The north side would work for stands, too, I just didn’t put stands there to minimize impact by not going in as deep. Also, within the chase area, I may leave a few trees standing, such as oaks or other “food” trees, but I’ll take the rest down, regardless if they hinge well or snap. My goal is to create a nasty mess and open the canopy. Because of that, one most often has to invest a day a year into trail maintenance to keep them open. Late summer is a good time, as most growth is starting to slow.

As a side note, I’d do everything reasonable in my power to blockade the creek crossing south of the food plot and make an easy crossing about even with the food plot. I’d put stands there, as well. It creates a nice, low impact funnel and discourages deer from traveling behind the stand on the food plot.

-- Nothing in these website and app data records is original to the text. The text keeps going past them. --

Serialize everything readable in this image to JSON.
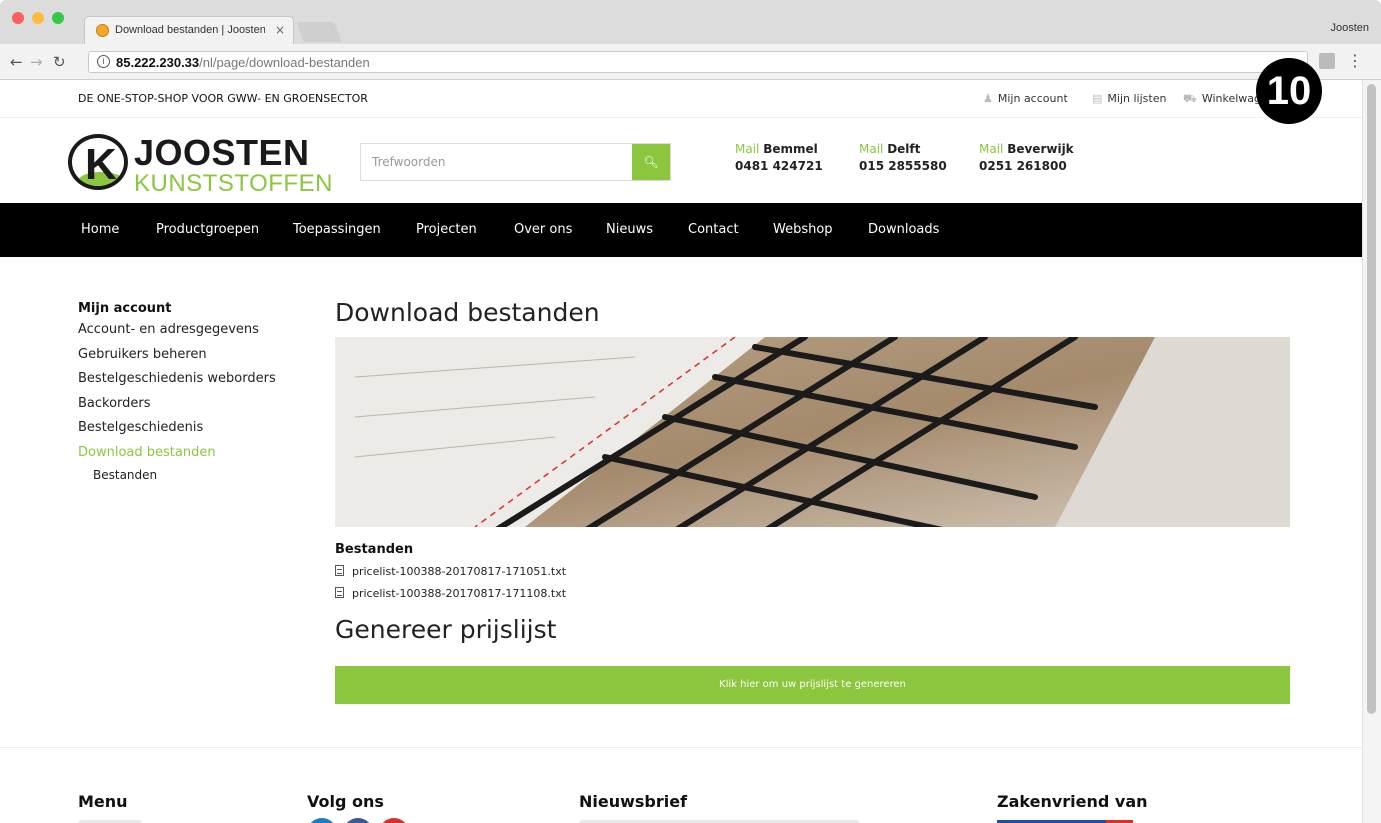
{
  "browser": {
    "tab_title": "Download bestanden | Joosten",
    "tab_close": "×",
    "profile": "Joosten",
    "url_host": "85.222.230.33",
    "url_path": "/nl/page/download-bestanden",
    "step_badge": "10"
  },
  "topbar": {
    "tagline": "DE ONE-STOP-SHOP VOOR GWW- EN GROENSECTOR",
    "account": "Mijn account",
    "lists": "Mijn lijsten",
    "cart": "Winkelwagen"
  },
  "logo": {
    "name": "JOOSTEN",
    "sub": "KUNSTSTOFFEN"
  },
  "search": {
    "placeholder": "Trefwoorden"
  },
  "contacts": [
    {
      "mail": "Mail",
      "city": "Bemmel",
      "phone": "0481 424721"
    },
    {
      "mail": "Mail",
      "city": "Delft",
      "phone": "015 2855580"
    },
    {
      "mail": "Mail",
      "city": "Beverwijk",
      "phone": "0251 261800"
    }
  ],
  "nav": [
    "Home",
    "Productgroepen",
    "Toepassingen",
    "Projecten",
    "Over ons",
    "Nieuws",
    "Contact",
    "Webshop",
    "Downloads"
  ],
  "sidebar": {
    "title": "Mijn account",
    "items": [
      "Account- en adresgegevens",
      "Gebruikers beheren",
      "Bestelgeschiedenis weborders",
      "Backorders",
      "Bestelgeschiedenis",
      "Download bestanden"
    ],
    "sub": "Bestanden"
  },
  "content": {
    "title": "Download bestanden",
    "files_heading": "Bestanden",
    "files": [
      "pricelist-100388-20170817-171051.txt",
      "pricelist-100388-20170817-171108.txt"
    ],
    "gen_title": "Genereer prijslijst",
    "gen_button": "Klik hier om uw prijslijst te genereren"
  },
  "footer": {
    "menu": "Menu",
    "follow": "Volg ons",
    "newsletter": "Nieuwsbrief",
    "partner": "Zakenvriend van"
  },
  "colors": {
    "accent": "#8cc63f",
    "nav_bg": "#000000"
  }
}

Tony LaPratt deserves the credit for being the first to show me how to hinge cut many years ago at a deer show we were both speaking at (never went to his boot camps or anything, just casual friends), but these are not his “sneak trails,” and I have no clue how he creates them. I learned about creating trails from Barry Wensel way back when I was in my early 20s. Frankly, he had more of an impact in my hunting style and my using creativity than he’ll ever know, despite me telling him several times. Please don’t turn this into a TL bashing thread. I just wanted to give credit where credit was due. I may have come up with the idea of creating chase areas on my own, but it was from putting pieces that they both gave me together.